In the run up to the seventieth anniversary of the attack, Pentagram partner Harry Pearce was asked to submit a work exploring the enduring affects of the the attack for the University of Maryland Art Gallery's ‘Questioning the Bomb’ exhibition. In the resulting poster, It's All Our Blood, Pearce used his own blood to show how much the events of that day still weigh on all our shoulders.
Pearce says: “I used my own blood to illustrate that in the end all our blood was symbolically spilt that day. We all still live under the cloud of what was done, and what could still be done, to us all. It's a humble expression of empathy.”
The poster is a photograph of a drop of blood hitting the water’s surface, creating a deep red cloud similar to an atomic explosion. In the lead up to the shoot photographer Richard Foster experimented with ink, water temperatures, drop heights and Harry’s blood to create the perfect shape.
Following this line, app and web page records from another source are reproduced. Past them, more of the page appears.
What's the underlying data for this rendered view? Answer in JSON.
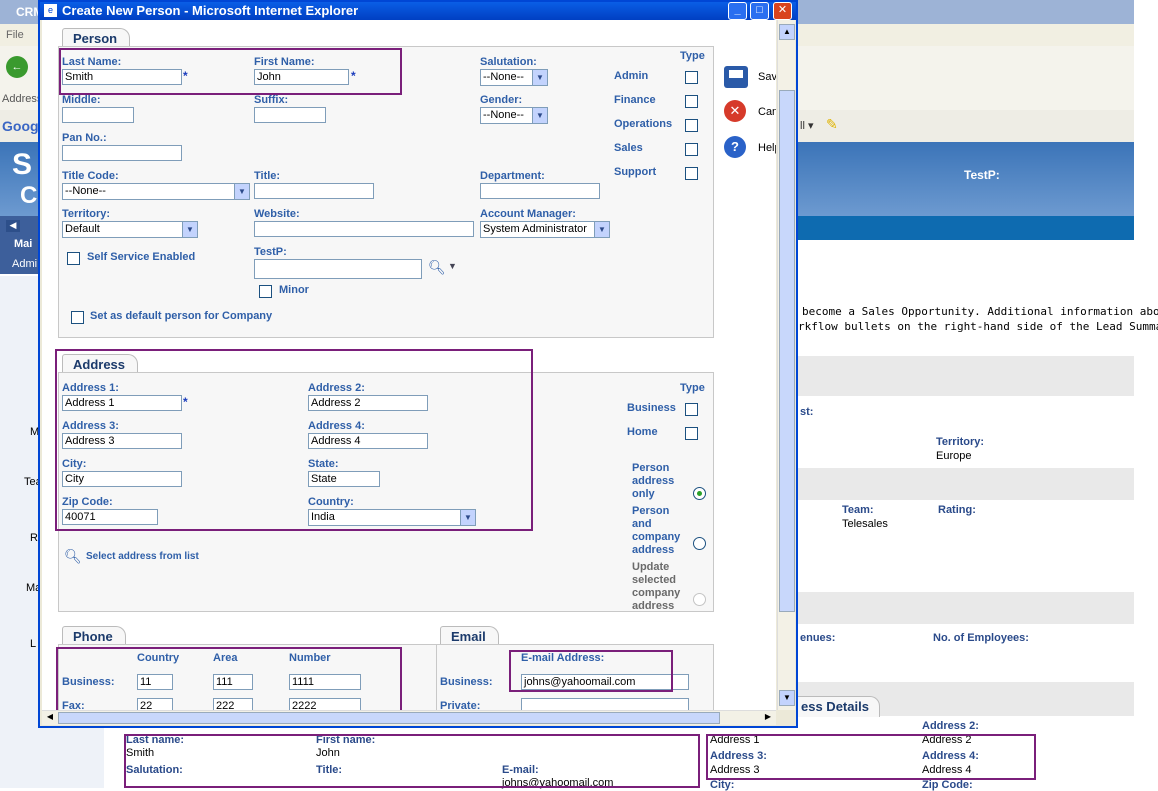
{
  "background": {
    "title": "CRM",
    "menu": "File",
    "address_label": "Address",
    "google": "Goog",
    "banner_text": "TestP:",
    "side_letters": [
      "S",
      "C"
    ],
    "nav_tabs": [
      "Mai",
      "Admi"
    ],
    "side_labels": [
      "M",
      "Tea",
      "R",
      "Ma",
      "L"
    ],
    "info_line1": "become a Sales Opportunity. Additional information about",
    "info_line2": "rkflow bullets on the right-hand side of the Lead Summary",
    "fields": {
      "st_label": "st:",
      "territory_label": "Territory:",
      "territory_value": "Europe",
      "team_label": "Team:",
      "team_value": "Telesales",
      "rating_label": "Rating:",
      "revenues_label": "enues:",
      "employees_label": "No. of Employees:",
      "details_tab": "ess Details"
    },
    "summary": {
      "last_name_label": "Last name:",
      "last_name_value": "Smith",
      "first_name_label": "First name:",
      "first_name_value": "John",
      "salutation_label": "Salutation:",
      "title_label": "Title:",
      "email_label": "E-mail:",
      "email_value": "johns@yahoomail.com",
      "address1_value": "Address 1",
      "address2_label": "Address 2:",
      "address2_value": "Address 2",
      "address3_label": "Address 3:",
      "address3_value": "Address 3",
      "address4_label": "Address 4:",
      "address4_value": "Address 4",
      "city_label": "City:",
      "zip_label": "Zip Code:"
    }
  },
  "dialog": {
    "title": "Create New Person - Microsoft Internet Explorer",
    "actions": {
      "save": "Save",
      "cancel": "Cancel",
      "help": "Help"
    }
  },
  "person": {
    "tab": "Person",
    "last_name_label": "Last Name:",
    "last_name": "Smith",
    "first_name_label": "First Name:",
    "first_name": "John",
    "salutation_label": "Salutation:",
    "salutation": "--None--",
    "middle_label": "Middle:",
    "suffix_label": "Suffix:",
    "gender_label": "Gender:",
    "gender": "--None--",
    "pan_label": "Pan No.:",
    "title_code_label": "Title Code:",
    "title_code": "--None--",
    "title_label": "Title:",
    "department_label": "Department:",
    "territory_label": "Territory:",
    "territory": "Default",
    "website_label": "Website:",
    "account_manager_label": "Account Manager:",
    "account_manager": "System Administrator",
    "self_service": "Self Service Enabled",
    "testp_label": "TestP:",
    "minor": "Minor",
    "default_person": "Set as default person for Company",
    "type_label": "Type",
    "types": [
      "Admin",
      "Finance",
      "Operations",
      "Sales",
      "Support"
    ]
  },
  "address": {
    "tab": "Address",
    "address1_label": "Address 1:",
    "address1": "Address 1",
    "address2_label": "Address 2:",
    "address2": "Address 2",
    "address3_label": "Address 3:",
    "address3": "Address 3",
    "address4_label": "Address 4:",
    "address4": "Address 4",
    "city_label": "City:",
    "city": "City",
    "state_label": "State:",
    "state": "State",
    "zip_label": "Zip Code:",
    "zip": "40071",
    "country_label": "Country:",
    "country": "India",
    "select_link": "Select address from list",
    "type_label": "Type",
    "types": [
      "Business",
      "Home"
    ],
    "scope_options": [
      [
        "Person",
        "address",
        "only"
      ],
      [
        "Person",
        "and",
        "company",
        "address"
      ],
      [
        "Update",
        "selected",
        "company",
        "address"
      ]
    ]
  },
  "phone": {
    "tab": "Phone",
    "col_country": "Country",
    "col_area": "Area",
    "col_number": "Number",
    "business_label": "Business:",
    "business_country": "11",
    "business_area": "111",
    "business_number": "1111",
    "fax_label": "Fax:",
    "fax_country": "22",
    "fax_area": "222",
    "fax_number": "2222"
  },
  "email": {
    "tab": "Email",
    "address_label": "E-mail Address:",
    "business_label": "Business:",
    "business": "johns@yahoomail.com",
    "private_label": "Private:"
  }
}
The image used in the poster is the last frame of the final day.
The photograph is set on a white background with grey and black type marking the locations and times that the atomic bombs were dropped.
To accompany the poster Pearce has created a video showing the design process from doctors office to photography studio to print makers.
Special thanks to Dr J Beach, Gary Bird at Gavin Martin Colournet and Steve Hackett for providing music for the film.